→ **Task details**
Produce a copy of every line in the records that holds the string "title".

→ **Supplied information**
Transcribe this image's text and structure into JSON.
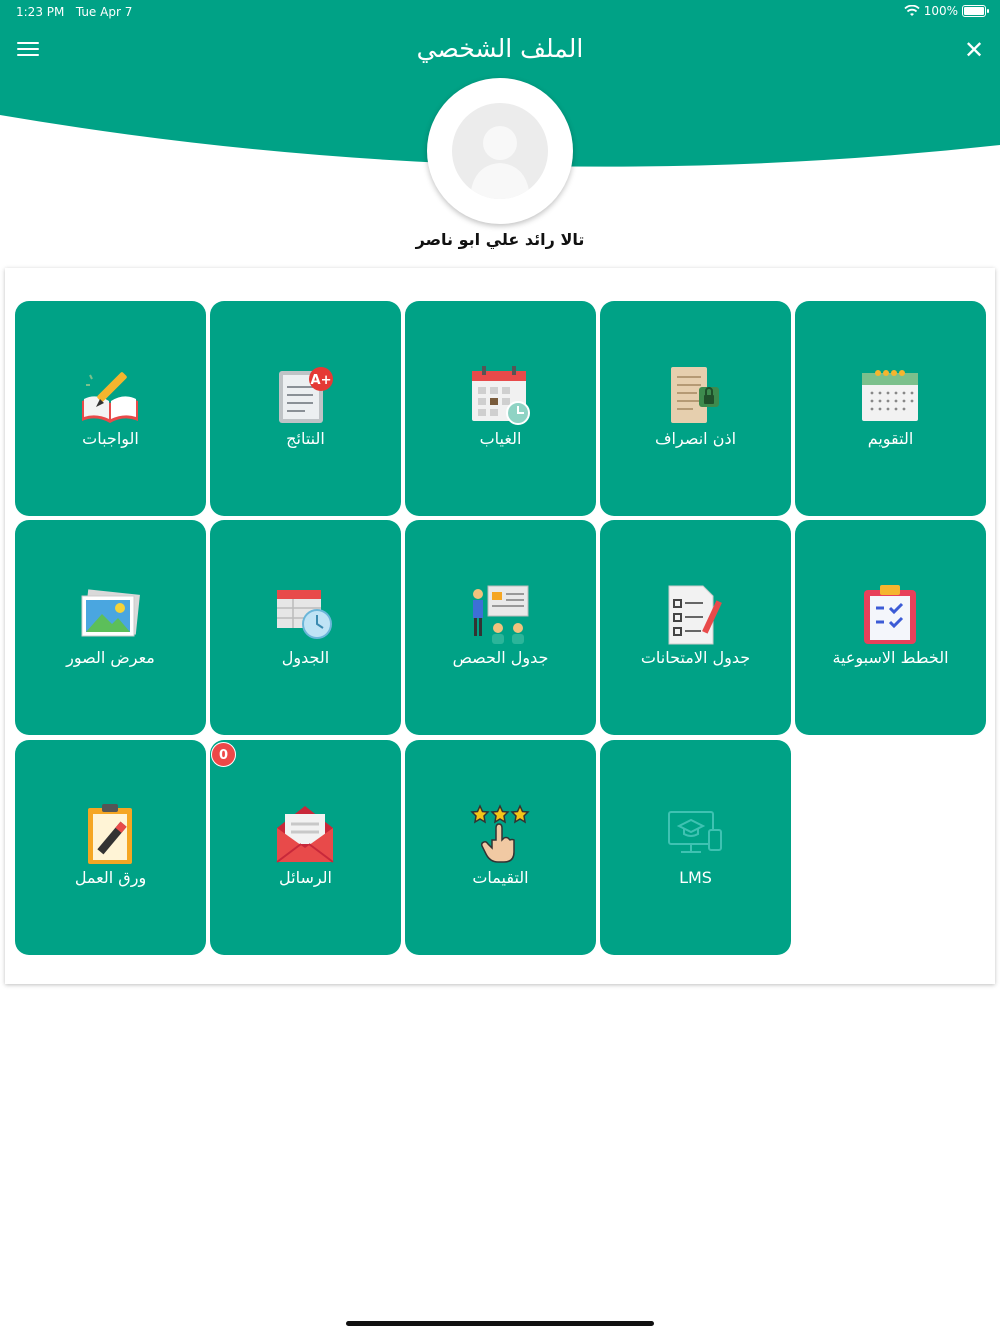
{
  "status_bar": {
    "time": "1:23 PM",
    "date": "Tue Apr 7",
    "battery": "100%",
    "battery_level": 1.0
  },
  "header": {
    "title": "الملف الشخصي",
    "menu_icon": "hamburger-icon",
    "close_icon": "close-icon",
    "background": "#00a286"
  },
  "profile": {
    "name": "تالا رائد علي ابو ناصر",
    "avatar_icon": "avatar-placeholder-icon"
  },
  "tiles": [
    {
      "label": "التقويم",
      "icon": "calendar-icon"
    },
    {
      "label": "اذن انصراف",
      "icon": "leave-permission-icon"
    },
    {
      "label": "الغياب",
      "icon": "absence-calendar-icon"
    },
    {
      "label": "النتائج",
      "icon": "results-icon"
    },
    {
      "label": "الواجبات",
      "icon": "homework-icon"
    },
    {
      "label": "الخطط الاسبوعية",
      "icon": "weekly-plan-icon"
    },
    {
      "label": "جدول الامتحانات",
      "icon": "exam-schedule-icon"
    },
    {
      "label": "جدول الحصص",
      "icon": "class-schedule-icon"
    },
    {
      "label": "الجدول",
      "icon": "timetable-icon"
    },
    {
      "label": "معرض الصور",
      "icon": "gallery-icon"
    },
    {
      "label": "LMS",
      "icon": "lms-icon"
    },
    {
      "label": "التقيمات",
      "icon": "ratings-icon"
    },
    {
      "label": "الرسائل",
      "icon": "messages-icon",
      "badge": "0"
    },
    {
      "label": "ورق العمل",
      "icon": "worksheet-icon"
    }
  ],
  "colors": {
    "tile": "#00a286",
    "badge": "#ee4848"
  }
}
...
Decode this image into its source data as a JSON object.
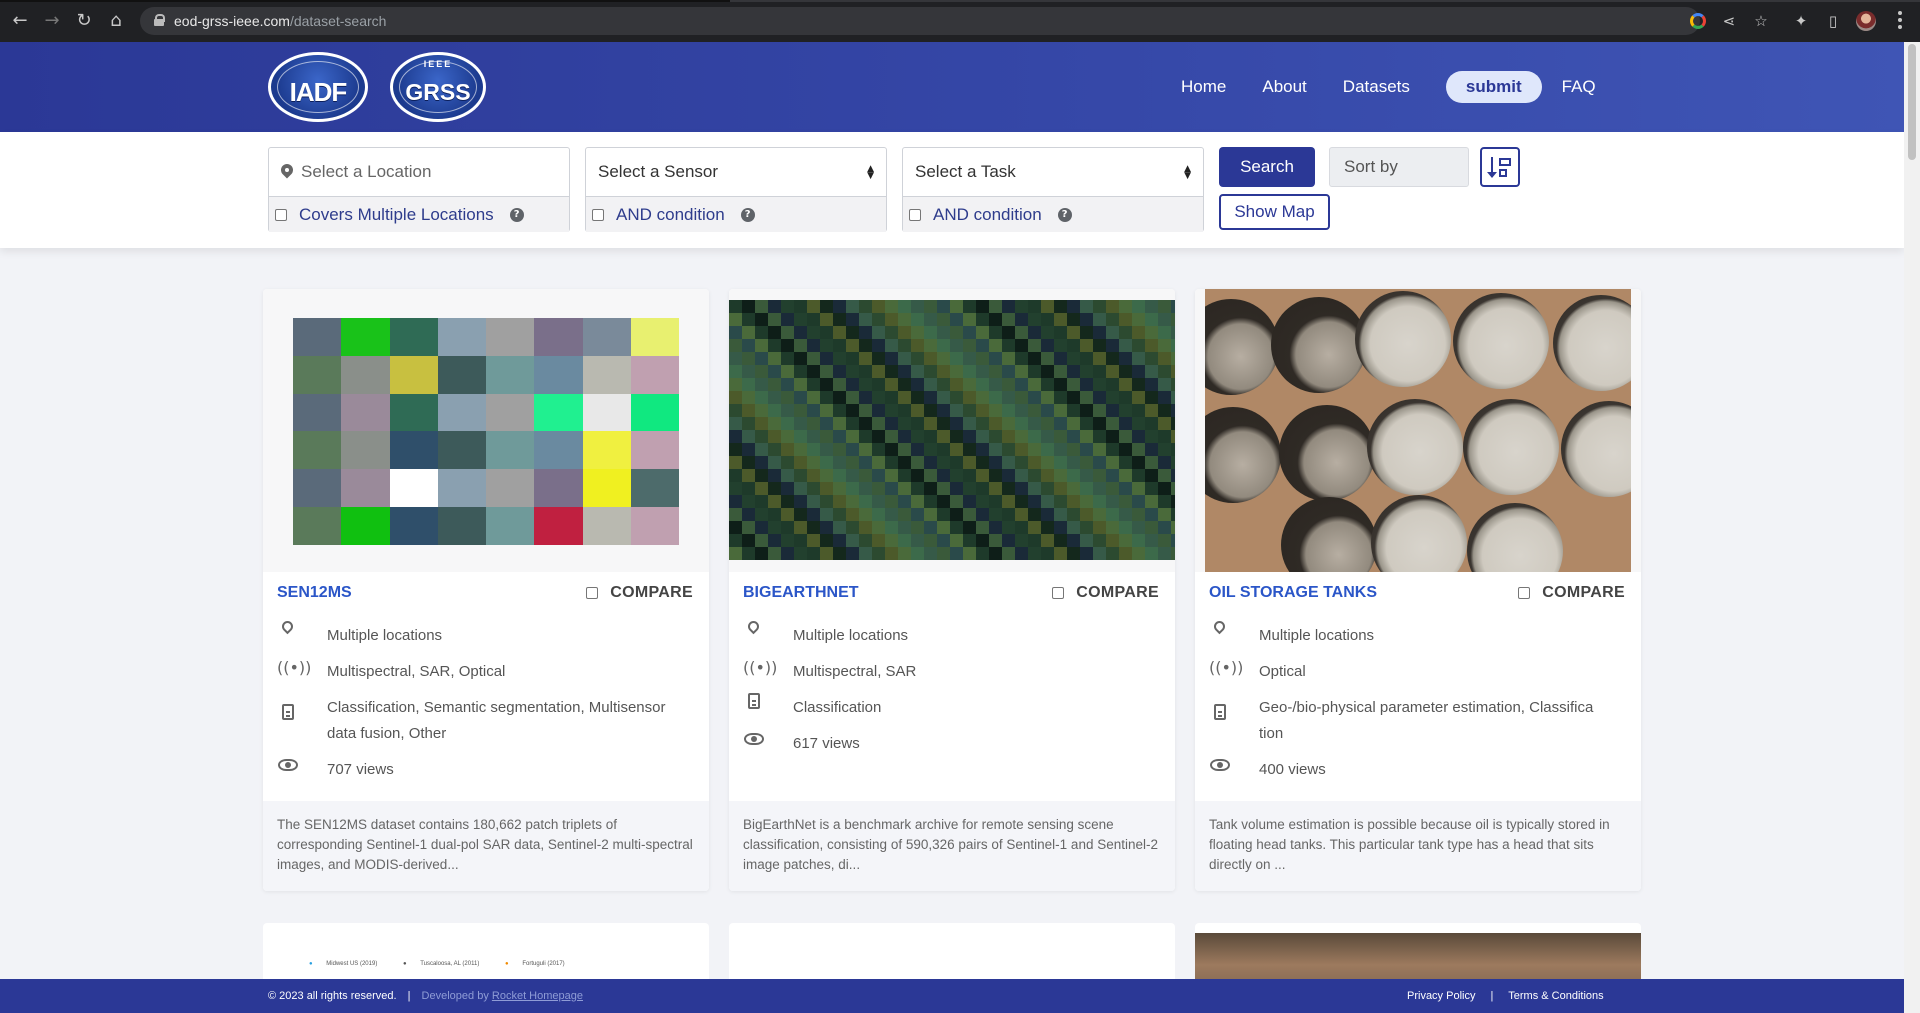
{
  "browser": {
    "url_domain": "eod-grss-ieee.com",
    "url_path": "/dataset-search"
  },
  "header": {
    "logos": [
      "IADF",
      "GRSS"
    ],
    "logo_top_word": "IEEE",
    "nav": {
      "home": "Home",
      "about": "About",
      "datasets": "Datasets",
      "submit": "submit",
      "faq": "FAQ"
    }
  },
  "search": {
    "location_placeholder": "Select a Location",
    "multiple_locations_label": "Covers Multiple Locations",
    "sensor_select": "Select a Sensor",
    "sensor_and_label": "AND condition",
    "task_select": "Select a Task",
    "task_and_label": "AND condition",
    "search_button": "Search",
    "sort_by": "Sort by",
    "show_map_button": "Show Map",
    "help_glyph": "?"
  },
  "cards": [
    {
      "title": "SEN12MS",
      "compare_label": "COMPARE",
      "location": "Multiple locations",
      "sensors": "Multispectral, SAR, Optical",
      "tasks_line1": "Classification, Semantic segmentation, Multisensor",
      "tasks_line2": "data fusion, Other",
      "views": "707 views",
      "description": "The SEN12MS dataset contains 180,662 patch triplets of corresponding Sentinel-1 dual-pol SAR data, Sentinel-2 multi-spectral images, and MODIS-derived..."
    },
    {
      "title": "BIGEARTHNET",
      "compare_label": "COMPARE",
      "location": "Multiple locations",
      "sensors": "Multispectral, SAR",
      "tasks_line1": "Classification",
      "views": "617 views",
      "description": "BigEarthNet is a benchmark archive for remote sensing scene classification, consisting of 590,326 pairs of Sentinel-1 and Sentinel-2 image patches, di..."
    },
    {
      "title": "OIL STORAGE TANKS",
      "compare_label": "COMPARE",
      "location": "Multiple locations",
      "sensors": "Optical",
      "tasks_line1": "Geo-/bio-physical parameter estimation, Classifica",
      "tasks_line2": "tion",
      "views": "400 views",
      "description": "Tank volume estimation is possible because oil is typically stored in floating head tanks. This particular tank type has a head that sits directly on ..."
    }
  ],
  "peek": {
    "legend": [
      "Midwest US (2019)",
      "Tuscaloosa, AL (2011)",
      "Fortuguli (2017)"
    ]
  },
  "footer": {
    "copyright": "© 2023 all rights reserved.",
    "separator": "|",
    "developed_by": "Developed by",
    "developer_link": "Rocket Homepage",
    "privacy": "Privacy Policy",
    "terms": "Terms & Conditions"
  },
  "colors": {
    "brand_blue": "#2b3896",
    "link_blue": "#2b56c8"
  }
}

→ **Answer to this task**
    "title": "الملف الشخصي",
      "title": "SEN12MS",
      "title": "BIGEARTHNET",
      "title": "OIL STORAGE TANKS",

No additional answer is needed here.